She called for the “enterprise of building cooperation and economic integration” between the nations in South Asia first and then with other countries in Asia.
She said that Sri Lanka, having good relations with all countries, can act as a bridge between nations.
Describing China as a big economic power in the region, along with India, the former Sri Lankan President suggested that the countries should look at China as an opportunity rather than as a threat.
Former Afghanistan President Hamid Karzai said even his opinions are not much different from Ms Kumaratunga, the only difference being he is looking at it from an Afghan perspective.
He also suggested that the nations should move beyond suspicions and mistrust and cooperate to solve the problems of the region. He criticised Pakistan for not cooperating with his government despite his best efforts to convince his immediate neighbour for the need for cooperation. He also accused Pakistan of the missing link while Afghanistan, Iran and India are cooperating to improve the much needed connectivity.
“The peoples in both Afghanistan and Pakistan are quite close and are cooperating, but the relations between the two governments are not conducive for integration,” Mr Karzai said, adding the lack of access between Afghanistan and India have to fixed to help develop the region.
Seeking regional solutions for security concerns, Mr Karzai said the nations should move beyond the “narrow national interests” and if we do that, the region can achieve peace, stability and development.
Mr Karzai also suggested cooperation between India and China, two biggest economies in Asia, as it could lead to win-win situation for both the countries and the region.
Both Ms Kumaratunga and Mr Karzai warned of the increasing extremism and violence in the region, which is having a devastating impact on the lives of the people. Both talked about the need to check militancy through closer cooperation between the nations. Mr Karzai also talked about the increasing threat of the ISIS or ‘Daesh’.
Bangladesh’s Foreign Minister Abdul Hassan Mahmood Ali pointed out that South Asia being the least connected region, the future lies in regional and sub-regional cooperation .

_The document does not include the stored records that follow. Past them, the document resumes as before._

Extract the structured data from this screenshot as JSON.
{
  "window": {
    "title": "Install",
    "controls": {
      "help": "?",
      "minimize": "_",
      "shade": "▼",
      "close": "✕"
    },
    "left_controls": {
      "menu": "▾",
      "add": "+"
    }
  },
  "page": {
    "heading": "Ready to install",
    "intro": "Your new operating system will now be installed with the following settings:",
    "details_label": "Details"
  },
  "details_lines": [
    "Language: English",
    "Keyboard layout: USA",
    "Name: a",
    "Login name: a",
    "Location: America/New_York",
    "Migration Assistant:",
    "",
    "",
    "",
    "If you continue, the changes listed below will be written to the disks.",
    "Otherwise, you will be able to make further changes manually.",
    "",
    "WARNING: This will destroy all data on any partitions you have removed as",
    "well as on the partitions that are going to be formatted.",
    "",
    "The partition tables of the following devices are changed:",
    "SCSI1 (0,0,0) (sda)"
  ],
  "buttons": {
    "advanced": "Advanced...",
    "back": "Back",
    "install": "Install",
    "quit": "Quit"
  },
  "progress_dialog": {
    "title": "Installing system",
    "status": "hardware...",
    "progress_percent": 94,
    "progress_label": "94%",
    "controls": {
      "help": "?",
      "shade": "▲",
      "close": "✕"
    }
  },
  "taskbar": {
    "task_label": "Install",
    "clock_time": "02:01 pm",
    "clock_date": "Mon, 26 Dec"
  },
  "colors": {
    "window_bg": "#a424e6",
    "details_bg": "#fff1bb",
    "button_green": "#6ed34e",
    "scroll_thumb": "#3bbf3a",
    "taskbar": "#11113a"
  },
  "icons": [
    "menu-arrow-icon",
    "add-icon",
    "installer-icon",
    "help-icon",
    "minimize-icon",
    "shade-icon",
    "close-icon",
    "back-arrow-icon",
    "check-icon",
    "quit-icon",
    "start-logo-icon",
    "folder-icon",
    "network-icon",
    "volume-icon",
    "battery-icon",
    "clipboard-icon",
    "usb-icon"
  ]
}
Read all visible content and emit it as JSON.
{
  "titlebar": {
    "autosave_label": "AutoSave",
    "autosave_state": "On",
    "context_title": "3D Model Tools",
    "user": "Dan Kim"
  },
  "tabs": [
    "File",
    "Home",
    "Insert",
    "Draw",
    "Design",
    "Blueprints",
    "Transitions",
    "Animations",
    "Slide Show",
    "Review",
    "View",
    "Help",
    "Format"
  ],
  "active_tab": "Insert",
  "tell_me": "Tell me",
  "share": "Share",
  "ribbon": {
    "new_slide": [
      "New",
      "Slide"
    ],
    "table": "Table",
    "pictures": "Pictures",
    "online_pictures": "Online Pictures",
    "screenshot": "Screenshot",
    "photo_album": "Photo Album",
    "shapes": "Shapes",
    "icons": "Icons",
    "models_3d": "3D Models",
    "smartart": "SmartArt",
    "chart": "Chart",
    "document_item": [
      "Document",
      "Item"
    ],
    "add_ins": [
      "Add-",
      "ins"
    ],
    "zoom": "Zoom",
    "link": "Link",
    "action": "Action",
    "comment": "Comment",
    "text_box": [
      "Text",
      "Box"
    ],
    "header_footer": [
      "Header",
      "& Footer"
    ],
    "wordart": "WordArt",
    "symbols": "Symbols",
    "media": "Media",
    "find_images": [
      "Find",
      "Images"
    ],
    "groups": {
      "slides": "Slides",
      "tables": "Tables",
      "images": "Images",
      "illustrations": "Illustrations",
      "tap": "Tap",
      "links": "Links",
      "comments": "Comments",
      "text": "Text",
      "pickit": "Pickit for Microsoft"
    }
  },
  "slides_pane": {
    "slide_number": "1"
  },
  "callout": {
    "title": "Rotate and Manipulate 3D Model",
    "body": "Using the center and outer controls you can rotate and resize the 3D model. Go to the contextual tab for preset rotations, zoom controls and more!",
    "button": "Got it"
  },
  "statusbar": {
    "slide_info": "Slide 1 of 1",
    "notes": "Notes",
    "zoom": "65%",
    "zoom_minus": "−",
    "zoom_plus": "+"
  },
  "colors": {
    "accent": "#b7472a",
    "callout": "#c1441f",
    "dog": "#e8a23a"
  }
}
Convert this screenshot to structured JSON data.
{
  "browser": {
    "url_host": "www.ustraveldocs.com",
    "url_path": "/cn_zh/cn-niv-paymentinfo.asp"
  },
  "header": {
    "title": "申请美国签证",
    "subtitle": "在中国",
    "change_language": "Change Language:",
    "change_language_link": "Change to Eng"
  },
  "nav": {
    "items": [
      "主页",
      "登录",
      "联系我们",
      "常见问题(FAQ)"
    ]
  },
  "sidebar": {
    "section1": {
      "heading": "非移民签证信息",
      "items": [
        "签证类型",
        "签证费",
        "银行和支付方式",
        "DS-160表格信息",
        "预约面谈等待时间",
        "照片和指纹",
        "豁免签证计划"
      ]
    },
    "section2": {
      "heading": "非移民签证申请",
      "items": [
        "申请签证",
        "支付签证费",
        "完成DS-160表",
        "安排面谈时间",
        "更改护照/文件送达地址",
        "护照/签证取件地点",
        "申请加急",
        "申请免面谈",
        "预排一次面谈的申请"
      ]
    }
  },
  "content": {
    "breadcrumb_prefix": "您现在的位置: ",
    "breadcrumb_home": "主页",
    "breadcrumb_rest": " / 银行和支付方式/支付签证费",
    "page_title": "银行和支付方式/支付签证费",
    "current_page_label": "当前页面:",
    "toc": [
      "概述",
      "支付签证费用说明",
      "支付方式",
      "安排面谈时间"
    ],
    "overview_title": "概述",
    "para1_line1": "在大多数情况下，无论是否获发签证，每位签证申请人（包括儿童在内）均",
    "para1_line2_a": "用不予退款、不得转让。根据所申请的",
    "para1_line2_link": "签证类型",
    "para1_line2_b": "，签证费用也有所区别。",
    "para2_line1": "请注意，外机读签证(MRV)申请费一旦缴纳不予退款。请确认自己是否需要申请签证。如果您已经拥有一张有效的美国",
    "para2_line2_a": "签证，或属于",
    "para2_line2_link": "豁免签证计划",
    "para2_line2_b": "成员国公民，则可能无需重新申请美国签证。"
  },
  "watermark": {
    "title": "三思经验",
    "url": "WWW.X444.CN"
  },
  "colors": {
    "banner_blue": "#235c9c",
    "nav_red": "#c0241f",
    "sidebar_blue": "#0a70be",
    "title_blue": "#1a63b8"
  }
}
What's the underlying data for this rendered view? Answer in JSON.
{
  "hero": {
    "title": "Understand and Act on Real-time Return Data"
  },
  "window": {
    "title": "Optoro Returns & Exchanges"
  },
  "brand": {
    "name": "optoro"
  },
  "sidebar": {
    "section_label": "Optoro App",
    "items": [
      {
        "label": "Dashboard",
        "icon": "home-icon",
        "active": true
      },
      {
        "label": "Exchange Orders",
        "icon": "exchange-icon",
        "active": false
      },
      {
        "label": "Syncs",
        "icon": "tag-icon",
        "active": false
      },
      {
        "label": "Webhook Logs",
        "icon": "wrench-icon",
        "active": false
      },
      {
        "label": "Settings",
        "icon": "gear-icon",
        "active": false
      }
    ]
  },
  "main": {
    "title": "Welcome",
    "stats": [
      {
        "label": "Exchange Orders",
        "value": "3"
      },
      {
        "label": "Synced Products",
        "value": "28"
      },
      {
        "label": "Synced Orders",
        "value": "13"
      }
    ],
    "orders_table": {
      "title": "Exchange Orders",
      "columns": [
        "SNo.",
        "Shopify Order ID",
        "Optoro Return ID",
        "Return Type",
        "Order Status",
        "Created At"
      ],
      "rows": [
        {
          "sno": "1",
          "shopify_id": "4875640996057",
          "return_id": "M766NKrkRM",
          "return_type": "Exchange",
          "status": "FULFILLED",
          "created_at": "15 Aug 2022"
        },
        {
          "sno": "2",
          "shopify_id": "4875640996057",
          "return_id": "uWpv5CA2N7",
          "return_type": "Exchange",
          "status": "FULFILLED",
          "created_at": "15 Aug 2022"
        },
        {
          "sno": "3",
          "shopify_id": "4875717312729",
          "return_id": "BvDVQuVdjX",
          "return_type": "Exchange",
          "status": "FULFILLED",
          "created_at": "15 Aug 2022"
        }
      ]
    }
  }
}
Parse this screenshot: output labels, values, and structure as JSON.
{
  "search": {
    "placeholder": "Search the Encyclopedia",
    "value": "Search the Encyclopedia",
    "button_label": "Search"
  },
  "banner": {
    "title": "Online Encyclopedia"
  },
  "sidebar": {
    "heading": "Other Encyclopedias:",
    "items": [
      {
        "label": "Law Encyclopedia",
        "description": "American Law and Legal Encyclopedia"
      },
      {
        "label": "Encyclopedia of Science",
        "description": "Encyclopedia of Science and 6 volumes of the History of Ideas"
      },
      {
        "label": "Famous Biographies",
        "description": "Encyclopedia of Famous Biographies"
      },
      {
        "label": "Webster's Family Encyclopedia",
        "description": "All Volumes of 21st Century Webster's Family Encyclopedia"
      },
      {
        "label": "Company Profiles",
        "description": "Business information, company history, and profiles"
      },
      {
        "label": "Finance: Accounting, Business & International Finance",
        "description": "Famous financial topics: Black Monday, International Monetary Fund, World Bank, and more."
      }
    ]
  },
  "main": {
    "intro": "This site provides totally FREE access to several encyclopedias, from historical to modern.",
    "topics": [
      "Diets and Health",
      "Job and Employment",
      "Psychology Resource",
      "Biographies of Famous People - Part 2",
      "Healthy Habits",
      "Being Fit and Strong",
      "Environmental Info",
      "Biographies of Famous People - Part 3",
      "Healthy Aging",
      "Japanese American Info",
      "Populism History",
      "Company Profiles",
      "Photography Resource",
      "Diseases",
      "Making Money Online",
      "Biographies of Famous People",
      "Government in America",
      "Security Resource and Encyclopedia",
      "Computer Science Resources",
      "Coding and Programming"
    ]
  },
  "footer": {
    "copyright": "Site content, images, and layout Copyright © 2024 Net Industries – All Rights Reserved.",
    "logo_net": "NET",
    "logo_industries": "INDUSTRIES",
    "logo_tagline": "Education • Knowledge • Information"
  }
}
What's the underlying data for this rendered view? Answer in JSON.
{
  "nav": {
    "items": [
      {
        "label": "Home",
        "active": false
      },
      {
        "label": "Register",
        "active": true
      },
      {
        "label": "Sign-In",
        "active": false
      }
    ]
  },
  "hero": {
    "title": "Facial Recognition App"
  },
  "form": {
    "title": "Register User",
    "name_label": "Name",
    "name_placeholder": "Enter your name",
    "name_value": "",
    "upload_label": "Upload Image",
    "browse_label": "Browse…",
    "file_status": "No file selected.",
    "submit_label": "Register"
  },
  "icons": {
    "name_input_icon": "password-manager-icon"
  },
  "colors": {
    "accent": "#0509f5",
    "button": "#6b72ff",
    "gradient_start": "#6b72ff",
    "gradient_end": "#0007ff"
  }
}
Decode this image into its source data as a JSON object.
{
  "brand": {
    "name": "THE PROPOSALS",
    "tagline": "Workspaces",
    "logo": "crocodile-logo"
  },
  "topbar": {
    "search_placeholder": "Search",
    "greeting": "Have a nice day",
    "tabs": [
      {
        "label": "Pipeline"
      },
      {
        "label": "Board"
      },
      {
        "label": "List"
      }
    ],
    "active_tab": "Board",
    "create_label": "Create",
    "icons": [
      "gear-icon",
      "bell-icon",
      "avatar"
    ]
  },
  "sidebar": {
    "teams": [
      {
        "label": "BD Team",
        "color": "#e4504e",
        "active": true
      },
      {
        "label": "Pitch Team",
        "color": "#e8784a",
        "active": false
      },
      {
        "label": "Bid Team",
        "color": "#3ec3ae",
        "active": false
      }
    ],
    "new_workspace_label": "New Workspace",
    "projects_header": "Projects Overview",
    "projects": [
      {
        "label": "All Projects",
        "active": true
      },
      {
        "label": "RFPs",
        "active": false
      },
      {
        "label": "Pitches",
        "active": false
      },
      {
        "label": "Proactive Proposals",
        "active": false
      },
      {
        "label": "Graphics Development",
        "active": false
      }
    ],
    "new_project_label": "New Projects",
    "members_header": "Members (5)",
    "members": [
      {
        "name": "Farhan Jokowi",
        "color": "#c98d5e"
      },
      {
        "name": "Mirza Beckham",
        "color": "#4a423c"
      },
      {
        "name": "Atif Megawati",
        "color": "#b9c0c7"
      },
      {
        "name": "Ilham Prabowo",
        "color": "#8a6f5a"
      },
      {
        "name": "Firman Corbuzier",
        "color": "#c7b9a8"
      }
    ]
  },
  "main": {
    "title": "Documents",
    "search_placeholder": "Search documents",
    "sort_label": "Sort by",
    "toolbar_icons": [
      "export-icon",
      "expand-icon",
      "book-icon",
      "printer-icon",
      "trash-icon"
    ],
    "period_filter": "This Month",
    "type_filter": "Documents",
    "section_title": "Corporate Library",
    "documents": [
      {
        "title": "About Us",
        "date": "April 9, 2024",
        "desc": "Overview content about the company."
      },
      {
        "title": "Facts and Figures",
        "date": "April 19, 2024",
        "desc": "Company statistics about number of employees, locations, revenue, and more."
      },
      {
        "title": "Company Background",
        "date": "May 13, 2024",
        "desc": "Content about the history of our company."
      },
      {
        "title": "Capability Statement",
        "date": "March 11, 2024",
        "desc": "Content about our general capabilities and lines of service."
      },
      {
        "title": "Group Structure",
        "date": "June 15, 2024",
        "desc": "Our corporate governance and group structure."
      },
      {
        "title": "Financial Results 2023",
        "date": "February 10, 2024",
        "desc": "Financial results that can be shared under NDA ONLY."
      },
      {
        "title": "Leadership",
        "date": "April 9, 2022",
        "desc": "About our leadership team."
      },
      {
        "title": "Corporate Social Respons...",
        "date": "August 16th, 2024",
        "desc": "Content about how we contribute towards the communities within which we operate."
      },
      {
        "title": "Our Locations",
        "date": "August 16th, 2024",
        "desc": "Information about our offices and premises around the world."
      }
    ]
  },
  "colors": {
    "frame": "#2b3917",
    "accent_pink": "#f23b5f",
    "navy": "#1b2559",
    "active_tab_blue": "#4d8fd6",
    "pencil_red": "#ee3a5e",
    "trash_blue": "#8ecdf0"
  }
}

Stressing the need to end confrontation between neighbours, Mr Ali said Bangladesh’s relation with India is at “the best level now”.
Former Seychelles President James Mancham made a strong case for working for peace as the wars would never solve problems. He said it was unfortunate that the spending on defence by nations are three-four times the amount spent on human resources. “The fear is where the world is moving?” he said, adding the need for Asia to get together and work together for the development of the people.
During his opening remarks, ORF Director Sunjoy Joshi thanked the Foreign Minister, Foreign Secretary S Jaishankar and his team for the support extended to ORF for organising this Dialogue, India’s first global conclave on geo-economics and geopolitics.
He told the Minister that she is not just inaugurating a conference but is crafting a new mode of how the Indian leadership brings together thought leaders, experts, practitioners and people to successfully engage with the region and the world. “The next three days will see debates and discussions, throw up ideas and pathways that will hopefully shape the progress of not just India and Asia but of all who are invested in and engaged with Asia…with India,” Mr Joshi said.
He said “the Asian century in effect is really about once again integrating Asia with itself, integrating Asia within itself, and integrating Asia with the world”. The theme of this inaugural edition of the Dialogue is “Connecting Asia” which tries to capture the various facets of these ambitions….
“The Raisina Dialogue aspires to be one of the arenas, where the old and the new can work together, not always necessarily in agreement, but always in harmony, many times contesting, but contesting as partners and not as adversaries. This dialogue aspires to be such an amphitheatre of ideas located in India but owned by the world,” the ORF director said.